EXERCISE DETAILS >>
Pull every line that includes the word "your" out of the data below and copy it.

● ● ● ●

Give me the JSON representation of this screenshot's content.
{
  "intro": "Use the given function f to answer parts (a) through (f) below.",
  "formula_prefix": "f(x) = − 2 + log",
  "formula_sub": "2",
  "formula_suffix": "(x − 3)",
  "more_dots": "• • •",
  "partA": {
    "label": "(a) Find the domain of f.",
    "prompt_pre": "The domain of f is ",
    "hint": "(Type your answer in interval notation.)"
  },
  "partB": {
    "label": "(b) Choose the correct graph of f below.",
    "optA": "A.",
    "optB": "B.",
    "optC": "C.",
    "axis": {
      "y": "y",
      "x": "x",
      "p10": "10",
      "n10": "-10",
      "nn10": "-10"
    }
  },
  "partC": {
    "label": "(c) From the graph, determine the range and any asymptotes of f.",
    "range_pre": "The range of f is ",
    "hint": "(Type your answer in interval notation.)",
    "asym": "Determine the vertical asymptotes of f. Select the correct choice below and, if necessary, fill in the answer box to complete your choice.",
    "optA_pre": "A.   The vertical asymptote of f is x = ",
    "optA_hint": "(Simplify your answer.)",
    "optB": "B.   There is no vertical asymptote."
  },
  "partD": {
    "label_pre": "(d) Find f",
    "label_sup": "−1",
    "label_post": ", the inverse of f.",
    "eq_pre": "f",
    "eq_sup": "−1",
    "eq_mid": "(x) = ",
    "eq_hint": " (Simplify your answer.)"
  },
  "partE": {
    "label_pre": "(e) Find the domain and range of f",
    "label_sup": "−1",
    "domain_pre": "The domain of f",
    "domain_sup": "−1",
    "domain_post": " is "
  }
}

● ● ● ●

TASK SOLUTION >>
    "hint": "(Type your answer in interval notation.)"
    "hint": "(Type your answer in interval notation.)",
    "asym": "Determine the vertical asymptotes of f. Select the correct choice below and, if necessary, fill in the answer box to complete your choice.",
    "optA_hint": "(Simplify your answer.)",
    "eq_hint": " (Simplify your answer.)"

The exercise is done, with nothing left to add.